Exciting Ice Fishing (But not on Sunday!)

Mom and Dad, though, insisted that Sunday was always for church. I grumbled somewhat but went along with them and Laverne to Central Methodist Church on South Cass Street [in Traverse City]. From the top of the steps it was possible to see the bay [Grand Traverse] though, and one Sunday as we came out I noticed the ice out there doing strange things. I convinced Dad that we should walk over to check on our shanty.

While the bay was still frozen, an extremely strong north wind was blowing toward Traverse City. Far up the bay, the ice had broken up and waves were actually rolling under the remaining ice coating. Oddly, it had not yet broken up at the south end but was bending and groaning under the unusual stresses being exerted against it.

It was obvious the bay was about to break up. As we stood there glumly watching, a lad came by. ‘I’ll go out and get your shanty for a dollar,’ he offered. Dad declined, saying he wouldn’t risk anyone’s life like that for any price.

Sadly, we watched as one after another of the cluster of shanties tipped and fell into open water that soon appeared as the ice gradually gave way. Not wanting to see our beloved casket box [his dad worked as a wooden casket maker] meet a similar fate, we turned and walked on home.

Next day, I just had to get back there to see if anything could be seen of our little fishing structure. I was shocked and delighted to find it still sitting jauntily on the ice that was, once again, firmly joined together by an unusually low temperature during the night.

When Dad got home from work, the two of us walked out to get our shanty. We found we had, unknowingly, put it on one of the thickest pieces of drift ice in the bay and that is what saved it.

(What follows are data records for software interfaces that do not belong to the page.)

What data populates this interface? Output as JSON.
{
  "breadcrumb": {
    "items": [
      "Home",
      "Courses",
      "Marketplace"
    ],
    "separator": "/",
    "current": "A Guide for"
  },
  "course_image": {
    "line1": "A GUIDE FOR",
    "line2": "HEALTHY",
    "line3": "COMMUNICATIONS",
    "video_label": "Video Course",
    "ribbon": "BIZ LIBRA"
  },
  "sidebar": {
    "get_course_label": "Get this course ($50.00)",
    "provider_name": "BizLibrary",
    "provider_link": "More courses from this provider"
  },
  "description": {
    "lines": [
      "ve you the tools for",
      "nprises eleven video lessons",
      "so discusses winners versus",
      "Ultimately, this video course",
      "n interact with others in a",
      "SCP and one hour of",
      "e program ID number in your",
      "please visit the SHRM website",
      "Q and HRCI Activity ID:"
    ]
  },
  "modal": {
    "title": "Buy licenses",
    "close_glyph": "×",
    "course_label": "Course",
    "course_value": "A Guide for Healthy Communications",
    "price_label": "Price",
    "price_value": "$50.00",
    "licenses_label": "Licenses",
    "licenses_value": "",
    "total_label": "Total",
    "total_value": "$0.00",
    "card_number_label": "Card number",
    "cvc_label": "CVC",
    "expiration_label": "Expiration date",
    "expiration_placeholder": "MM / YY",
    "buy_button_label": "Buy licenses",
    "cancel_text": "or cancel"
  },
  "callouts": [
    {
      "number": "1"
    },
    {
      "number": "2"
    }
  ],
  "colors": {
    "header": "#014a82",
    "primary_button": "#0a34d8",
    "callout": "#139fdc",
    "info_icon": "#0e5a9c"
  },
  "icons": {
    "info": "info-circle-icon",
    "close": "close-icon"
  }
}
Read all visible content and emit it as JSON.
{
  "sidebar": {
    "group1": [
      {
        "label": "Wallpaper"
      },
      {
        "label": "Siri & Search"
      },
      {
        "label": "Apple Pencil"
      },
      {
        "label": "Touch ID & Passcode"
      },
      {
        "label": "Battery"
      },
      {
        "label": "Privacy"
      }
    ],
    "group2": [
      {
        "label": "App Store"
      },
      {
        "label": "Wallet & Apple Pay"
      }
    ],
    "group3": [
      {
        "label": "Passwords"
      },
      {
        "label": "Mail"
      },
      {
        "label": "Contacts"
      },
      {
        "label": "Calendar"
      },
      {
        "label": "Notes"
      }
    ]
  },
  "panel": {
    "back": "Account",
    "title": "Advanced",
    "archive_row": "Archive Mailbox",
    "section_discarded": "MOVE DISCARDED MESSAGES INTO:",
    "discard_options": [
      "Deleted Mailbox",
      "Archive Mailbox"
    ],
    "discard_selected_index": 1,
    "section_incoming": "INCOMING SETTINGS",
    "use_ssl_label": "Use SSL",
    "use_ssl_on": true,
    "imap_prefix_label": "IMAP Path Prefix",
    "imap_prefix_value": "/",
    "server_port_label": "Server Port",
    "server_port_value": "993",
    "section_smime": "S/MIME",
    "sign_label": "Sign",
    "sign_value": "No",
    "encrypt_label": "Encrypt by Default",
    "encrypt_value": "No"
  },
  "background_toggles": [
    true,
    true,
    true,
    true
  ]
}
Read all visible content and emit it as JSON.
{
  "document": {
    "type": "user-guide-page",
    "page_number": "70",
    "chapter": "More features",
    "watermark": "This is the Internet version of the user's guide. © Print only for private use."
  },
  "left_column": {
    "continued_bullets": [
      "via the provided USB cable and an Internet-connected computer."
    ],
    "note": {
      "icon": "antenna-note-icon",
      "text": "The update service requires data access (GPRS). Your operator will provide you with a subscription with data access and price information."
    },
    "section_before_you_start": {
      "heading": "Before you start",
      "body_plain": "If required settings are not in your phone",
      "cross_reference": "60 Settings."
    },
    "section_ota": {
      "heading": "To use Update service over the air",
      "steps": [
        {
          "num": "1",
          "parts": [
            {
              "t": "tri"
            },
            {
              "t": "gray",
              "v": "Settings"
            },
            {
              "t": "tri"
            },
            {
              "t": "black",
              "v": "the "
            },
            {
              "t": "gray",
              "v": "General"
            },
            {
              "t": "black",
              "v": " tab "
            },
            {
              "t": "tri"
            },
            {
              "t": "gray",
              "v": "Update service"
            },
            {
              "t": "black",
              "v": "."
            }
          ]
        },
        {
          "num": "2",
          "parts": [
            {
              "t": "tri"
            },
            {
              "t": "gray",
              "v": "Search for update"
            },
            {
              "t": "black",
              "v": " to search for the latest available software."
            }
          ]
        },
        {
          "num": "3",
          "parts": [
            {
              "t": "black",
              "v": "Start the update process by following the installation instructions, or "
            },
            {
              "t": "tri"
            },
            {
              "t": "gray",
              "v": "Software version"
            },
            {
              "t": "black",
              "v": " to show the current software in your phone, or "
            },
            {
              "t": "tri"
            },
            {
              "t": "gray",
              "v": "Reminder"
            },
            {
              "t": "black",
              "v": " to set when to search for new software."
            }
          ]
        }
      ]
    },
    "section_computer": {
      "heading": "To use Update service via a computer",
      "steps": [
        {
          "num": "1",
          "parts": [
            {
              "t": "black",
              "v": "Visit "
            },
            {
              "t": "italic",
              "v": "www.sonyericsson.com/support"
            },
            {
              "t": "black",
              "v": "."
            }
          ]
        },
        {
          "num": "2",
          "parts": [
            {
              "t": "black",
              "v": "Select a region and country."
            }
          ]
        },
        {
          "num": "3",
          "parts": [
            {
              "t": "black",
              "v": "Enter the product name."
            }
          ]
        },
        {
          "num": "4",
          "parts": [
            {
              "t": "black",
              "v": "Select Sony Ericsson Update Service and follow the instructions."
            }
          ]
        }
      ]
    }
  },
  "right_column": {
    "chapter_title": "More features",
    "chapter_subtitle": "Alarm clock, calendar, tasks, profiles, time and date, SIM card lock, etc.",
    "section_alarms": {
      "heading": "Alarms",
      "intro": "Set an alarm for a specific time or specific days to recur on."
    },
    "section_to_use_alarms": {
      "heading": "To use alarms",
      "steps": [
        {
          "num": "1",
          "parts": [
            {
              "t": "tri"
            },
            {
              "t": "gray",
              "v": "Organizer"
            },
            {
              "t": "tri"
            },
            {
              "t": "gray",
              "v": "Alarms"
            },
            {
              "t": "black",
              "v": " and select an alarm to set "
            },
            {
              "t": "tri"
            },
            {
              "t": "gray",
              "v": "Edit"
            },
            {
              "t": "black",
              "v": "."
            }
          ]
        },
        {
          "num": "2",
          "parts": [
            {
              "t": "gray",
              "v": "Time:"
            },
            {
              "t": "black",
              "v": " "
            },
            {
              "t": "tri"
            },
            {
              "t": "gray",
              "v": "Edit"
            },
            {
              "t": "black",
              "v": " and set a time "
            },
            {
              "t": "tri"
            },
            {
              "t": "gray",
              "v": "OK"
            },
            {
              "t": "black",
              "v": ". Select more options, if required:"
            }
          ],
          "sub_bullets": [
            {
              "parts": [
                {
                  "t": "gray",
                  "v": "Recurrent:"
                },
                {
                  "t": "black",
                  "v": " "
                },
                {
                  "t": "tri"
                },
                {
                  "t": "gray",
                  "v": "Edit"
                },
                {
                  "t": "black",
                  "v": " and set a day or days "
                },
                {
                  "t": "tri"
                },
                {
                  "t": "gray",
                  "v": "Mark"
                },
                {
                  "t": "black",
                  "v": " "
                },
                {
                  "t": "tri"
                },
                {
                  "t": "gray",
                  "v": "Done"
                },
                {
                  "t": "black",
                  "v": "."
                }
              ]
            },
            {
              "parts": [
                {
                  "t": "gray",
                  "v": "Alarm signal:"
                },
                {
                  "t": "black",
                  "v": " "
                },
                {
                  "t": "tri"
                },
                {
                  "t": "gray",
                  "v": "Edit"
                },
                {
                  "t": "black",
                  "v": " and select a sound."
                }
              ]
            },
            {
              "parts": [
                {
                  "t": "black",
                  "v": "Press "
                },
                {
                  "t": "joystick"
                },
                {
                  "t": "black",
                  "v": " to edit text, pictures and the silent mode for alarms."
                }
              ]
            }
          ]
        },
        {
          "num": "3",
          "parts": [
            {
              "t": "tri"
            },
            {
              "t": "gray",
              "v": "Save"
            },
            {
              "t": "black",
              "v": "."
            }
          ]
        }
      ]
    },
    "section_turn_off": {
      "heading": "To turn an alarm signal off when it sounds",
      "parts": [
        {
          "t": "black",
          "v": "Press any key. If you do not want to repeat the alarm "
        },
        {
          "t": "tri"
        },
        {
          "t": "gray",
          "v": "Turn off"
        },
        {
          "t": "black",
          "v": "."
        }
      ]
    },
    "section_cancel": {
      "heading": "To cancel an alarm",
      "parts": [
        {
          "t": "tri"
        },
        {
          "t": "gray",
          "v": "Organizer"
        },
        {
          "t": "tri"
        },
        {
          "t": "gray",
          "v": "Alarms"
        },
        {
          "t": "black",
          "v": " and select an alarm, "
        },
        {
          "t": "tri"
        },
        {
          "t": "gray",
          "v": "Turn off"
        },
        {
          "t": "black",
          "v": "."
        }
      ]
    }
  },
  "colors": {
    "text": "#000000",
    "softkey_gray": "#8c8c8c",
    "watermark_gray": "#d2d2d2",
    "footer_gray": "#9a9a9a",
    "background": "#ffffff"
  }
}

Dad, however, had other ideas to explain the salvation of our beloved fish shanty. ‘See what happens when you go to church on Sundays’? he commented.

boy-bike-buster-charles-1995Taken from a new book I found (at a thrift store) and am reading about a boy growing up in Traverse City, Michigan in the 1930s. That lad is Gordon Charles, longtime outdoor editor of the Traverse City Record-Eagle and winner of over twenty writing awards. The book is titled A Boy, a Bike, and Buster: (his dog) Fishing and Hunting in Michigan’s Good Old Days and was published in 1995 by Traverse Outdoor Press. It’s a nice, easy read with lost of fishing and hinting tales – a good end-of-the-day read. I found this section of chapter 2 interesting, also reflecting the age in which he lived, when Sunday keeping was the norm, no matter what one’s church affiliation was.

Published in: on March 6, 2020 at 10:09 PM  Leave a Comment